-- Task to complete --
The answer consists solely of the data below, reproduced exactly.
(Supplied entries)
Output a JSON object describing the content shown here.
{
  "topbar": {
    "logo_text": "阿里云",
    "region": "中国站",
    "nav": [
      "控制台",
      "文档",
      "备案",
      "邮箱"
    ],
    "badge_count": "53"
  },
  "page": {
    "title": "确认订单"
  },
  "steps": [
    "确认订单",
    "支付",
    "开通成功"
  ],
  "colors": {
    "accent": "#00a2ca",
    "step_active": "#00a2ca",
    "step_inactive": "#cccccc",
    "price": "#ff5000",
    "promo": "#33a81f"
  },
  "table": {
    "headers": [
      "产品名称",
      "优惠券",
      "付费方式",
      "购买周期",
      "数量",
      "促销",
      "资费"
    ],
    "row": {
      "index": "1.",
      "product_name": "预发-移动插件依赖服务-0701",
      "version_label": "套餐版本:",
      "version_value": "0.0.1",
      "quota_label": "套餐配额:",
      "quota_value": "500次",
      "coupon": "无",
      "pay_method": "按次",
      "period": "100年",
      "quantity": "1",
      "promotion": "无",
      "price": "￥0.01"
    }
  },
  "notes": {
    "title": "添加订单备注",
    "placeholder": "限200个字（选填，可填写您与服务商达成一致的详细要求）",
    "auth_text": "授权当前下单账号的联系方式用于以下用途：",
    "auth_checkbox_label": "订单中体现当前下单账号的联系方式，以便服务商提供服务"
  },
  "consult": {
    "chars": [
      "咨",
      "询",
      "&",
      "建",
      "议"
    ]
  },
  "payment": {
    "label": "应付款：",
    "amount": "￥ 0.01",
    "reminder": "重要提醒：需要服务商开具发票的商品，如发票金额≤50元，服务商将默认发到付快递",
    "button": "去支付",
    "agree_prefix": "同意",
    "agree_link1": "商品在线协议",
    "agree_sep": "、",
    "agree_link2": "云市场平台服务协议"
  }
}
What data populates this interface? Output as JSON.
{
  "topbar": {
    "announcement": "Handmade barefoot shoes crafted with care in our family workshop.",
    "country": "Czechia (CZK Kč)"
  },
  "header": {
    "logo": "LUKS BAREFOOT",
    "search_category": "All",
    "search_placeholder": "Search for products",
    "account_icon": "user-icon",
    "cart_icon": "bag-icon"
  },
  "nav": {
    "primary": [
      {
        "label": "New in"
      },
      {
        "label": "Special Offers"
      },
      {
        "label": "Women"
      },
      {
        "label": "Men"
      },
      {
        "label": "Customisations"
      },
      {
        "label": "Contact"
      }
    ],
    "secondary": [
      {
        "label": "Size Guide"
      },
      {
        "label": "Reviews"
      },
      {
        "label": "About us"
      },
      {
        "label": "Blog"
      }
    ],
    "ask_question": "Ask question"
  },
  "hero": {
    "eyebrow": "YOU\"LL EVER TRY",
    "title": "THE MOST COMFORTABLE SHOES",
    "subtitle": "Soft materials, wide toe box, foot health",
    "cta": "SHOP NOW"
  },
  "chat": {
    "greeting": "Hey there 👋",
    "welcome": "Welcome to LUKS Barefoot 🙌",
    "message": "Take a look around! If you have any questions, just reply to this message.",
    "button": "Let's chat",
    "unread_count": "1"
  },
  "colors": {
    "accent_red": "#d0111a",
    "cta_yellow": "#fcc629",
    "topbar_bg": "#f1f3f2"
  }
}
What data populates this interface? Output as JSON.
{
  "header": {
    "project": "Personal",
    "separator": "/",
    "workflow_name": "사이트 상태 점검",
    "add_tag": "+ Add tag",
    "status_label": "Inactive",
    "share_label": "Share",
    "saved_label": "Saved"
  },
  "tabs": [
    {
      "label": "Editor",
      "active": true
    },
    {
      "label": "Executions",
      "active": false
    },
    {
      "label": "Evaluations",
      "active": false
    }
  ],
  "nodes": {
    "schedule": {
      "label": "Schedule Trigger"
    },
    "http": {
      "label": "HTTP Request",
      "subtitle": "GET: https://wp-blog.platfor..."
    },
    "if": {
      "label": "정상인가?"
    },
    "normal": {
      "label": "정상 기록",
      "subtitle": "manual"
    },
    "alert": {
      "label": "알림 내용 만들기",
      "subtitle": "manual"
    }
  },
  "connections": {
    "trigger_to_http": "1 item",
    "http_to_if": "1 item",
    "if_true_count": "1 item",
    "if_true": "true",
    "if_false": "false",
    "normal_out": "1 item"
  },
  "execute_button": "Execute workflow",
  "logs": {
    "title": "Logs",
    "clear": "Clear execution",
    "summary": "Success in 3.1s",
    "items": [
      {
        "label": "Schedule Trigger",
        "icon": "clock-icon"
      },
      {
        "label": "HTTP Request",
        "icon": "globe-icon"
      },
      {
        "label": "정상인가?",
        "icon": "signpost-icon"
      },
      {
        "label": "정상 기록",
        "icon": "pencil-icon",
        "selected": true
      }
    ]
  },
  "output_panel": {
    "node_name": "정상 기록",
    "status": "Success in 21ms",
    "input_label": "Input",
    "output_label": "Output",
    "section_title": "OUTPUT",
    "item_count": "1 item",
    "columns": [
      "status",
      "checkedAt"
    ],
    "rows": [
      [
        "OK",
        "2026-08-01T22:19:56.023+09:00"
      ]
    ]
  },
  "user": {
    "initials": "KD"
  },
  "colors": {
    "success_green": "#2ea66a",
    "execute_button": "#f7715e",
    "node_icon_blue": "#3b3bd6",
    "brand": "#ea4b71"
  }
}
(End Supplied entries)
-- Answer space --
Output a JSON object describing the content shown here.
{
  "topbar": {
    "logo_text": "阿里云",
    "region": "中国站",
    "nav": [
      "控制台",
      "文档",
      "备案",
      "邮箱"
    ],
    "badge_count": "53"
  },
  "page": {
    "title": "确认订单"
  },
  "steps": [
    "确认订单",
    "支付",
    "开通成功"
  ],
  "colors": {
    "accent": "#00a2ca",
    "step_active": "#00a2ca",
    "step_inactive": "#cccccc",
    "price": "#ff5000",
    "promo": "#33a81f"
  },
  "table": {
    "headers": [
      "产品名称",
      "优惠券",
      "付费方式",
      "购买周期",
      "数量",
      "促销",
      "资费"
    ],
    "row": {
      "index": "1.",
      "product_name": "预发-移动插件依赖服务-0701",
      "version_label": "套餐版本:",
      "version_value": "0.0.1",
      "quota_label": "套餐配额:",
      "quota_value": "500次",
      "coupon": "无",
      "pay_method": "按次",
      "period": "100年",
      "quantity": "1",
      "promotion": "无",
      "price": "￥0.01"
    }
  },
  "notes": {
    "title": "添加订单备注",
    "placeholder": "限200个字（选填，可填写您与服务商达成一致的详细要求）",
    "auth_text": "授权当前下单账号的联系方式用于以下用途：",
    "auth_checkbox_label": "订单中体现当前下单账号的联系方式，以便服务商提供服务"
  },
  "consult": {
    "chars": [
      "咨",
      "询",
      "&",
      "建",
      "议"
    ]
  },
  "payment": {
    "label": "应付款：",
    "amount": "￥ 0.01",
    "reminder": "重要提醒：需要服务商开具发票的商品，如发票金额≤50元，服务商将默认发到付快递",
    "button": "去支付",
    "agree_prefix": "同意",
    "agree_link1": "商品在线协议",
    "agree_sep": "、",
    "agree_link2": "云市场平台服务协议"
  }
}
What data populates this interface? Output as JSON.
{
  "topbar": {
    "announcement": "Handmade barefoot shoes crafted with care in our family workshop.",
    "country": "Czechia (CZK Kč)"
  },
  "header": {
    "logo": "LUKS BAREFOOT",
    "search_category": "All",
    "search_placeholder": "Search for products",
    "account_icon": "user-icon",
    "cart_icon": "bag-icon"
  },
  "nav": {
    "primary": [
      {
        "label": "New in"
      },
      {
        "label": "Special Offers"
      },
      {
        "label": "Women"
      },
      {
        "label": "Men"
      },
      {
        "label": "Customisations"
      },
      {
        "label": "Contact"
      }
    ],
    "secondary": [
      {
        "label": "Size Guide"
      },
      {
        "label": "Reviews"
      },
      {
        "label": "About us"
      },
      {
        "label": "Blog"
      }
    ],
    "ask_question": "Ask question"
  },
  "hero": {
    "eyebrow": "YOU\"LL EVER TRY",
    "title": "THE MOST COMFORTABLE SHOES",
    "subtitle": "Soft materials, wide toe box, foot health",
    "cta": "SHOP NOW"
  },
  "chat": {
    "greeting": "Hey there 👋",
    "welcome": "Welcome to LUKS Barefoot 🙌",
    "message": "Take a look around! If you have any questions, just reply to this message.",
    "button": "Let's chat",
    "unread_count": "1"
  },
  "colors": {
    "accent_red": "#d0111a",
    "cta_yellow": "#fcc629",
    "topbar_bg": "#f1f3f2"
  }
}
What data populates this interface? Output as JSON.
{
  "header": {
    "project": "Personal",
    "separator": "/",
    "workflow_name": "사이트 상태 점검",
    "add_tag": "+ Add tag",
    "status_label": "Inactive",
    "share_label": "Share",
    "saved_label": "Saved"
  },
  "tabs": [
    {
      "label": "Editor",
      "active": true
    },
    {
      "label": "Executions",
      "active": false
    },
    {
      "label": "Evaluations",
      "active": false
    }
  ],
  "nodes": {
    "schedule": {
      "label": "Schedule Trigger"
    },
    "http": {
      "label": "HTTP Request",
      "subtitle": "GET: https://wp-blog.platfor..."
    },
    "if": {
      "label": "정상인가?"
    },
    "normal": {
      "label": "정상 기록",
      "subtitle": "manual"
    },
    "alert": {
      "label": "알림 내용 만들기",
      "subtitle": "manual"
    }
  },
  "connections": {
    "trigger_to_http": "1 item",
    "http_to_if": "1 item",
    "if_true_count": "1 item",
    "if_true": "true",
    "if_false": "false",
    "normal_out": "1 item"
  },
  "execute_button": "Execute workflow",
  "logs": {
    "title": "Logs",
    "clear": "Clear execution",
    "summary": "Success in 3.1s",
    "items": [
      {
        "label": "Schedule Trigger",
        "icon": "clock-icon"
      },
      {
        "label": "HTTP Request",
        "icon": "globe-icon"
      },
      {
        "label": "정상인가?",
        "icon": "signpost-icon"
      },
      {
        "label": "정상 기록",
        "icon": "pencil-icon",
        "selected": true
      }
    ]
  },
  "output_panel": {
    "node_name": "정상 기록",
    "status": "Success in 21ms",
    "input_label": "Input",
    "output_label": "Output",
    "section_title": "OUTPUT",
    "item_count": "1 item",
    "columns": [
      "status",
      "checkedAt"
    ],
    "rows": [
      [
        "OK",
        "2026-08-01T22:19:56.023+09:00"
      ]
    ]
  },
  "user": {
    "initials": "KD"
  },
  "colors": {
    "success_green": "#2ea66a",
    "execute_button": "#f7715e",
    "node_icon_blue": "#3b3bd6",
    "brand": "#ea4b71"
  }
}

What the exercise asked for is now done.